The Lakeshore Estates and Mallard Lake mobile home parks also asked residents to leave.
On Dec. 30, Sara Krummel, a resident of Lakeshore Estates, had to get her van fixed after it got stuck in the flood.
“We were just leaving in the morning when I got to hear that we’re evacuating and we have to turn off the power,” said Krummel, who moved to Lakeshore Estates three months ago with her boyfriend. “I had to get my animals, so when I turned around to go get my animals, my car got stuck. It really sucks because I had to go to my dad’s funeral and I didn’t know how I was going to get my clothes out of there or anything. We were trying to go behind and jump the fence because that’s what I ended up having to do to get my animals. I jumped the fence to get in there to get them and walked through the water.”
Nameoki United Methodist Church became a shelter for 60 people.
“They needed showers because the church didn’t have any shower facilities,” said Donna Davis, a bus driver for the Granite City School District. “So we tried to get some help and call different people. It ended up that I called the YMCA (in Granite City) and the Y had them come down there and take showers and I called the school bus here in Granite City and talked to Pat Kuhlman, the manager. She arranged for a bus to pick them up at the church and take them to the Y for showers. Then I called Walmart and the Red Cross, which was also helping the church, which had to get in touch with Walmart as well.

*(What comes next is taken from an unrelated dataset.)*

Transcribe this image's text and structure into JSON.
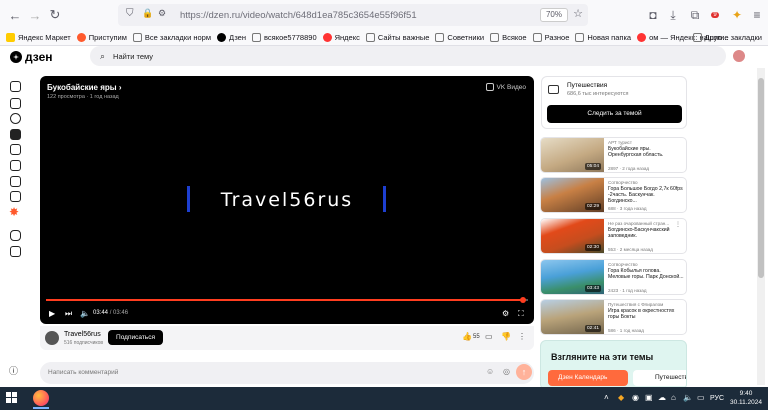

They provided them with towels and wash rags and different things.”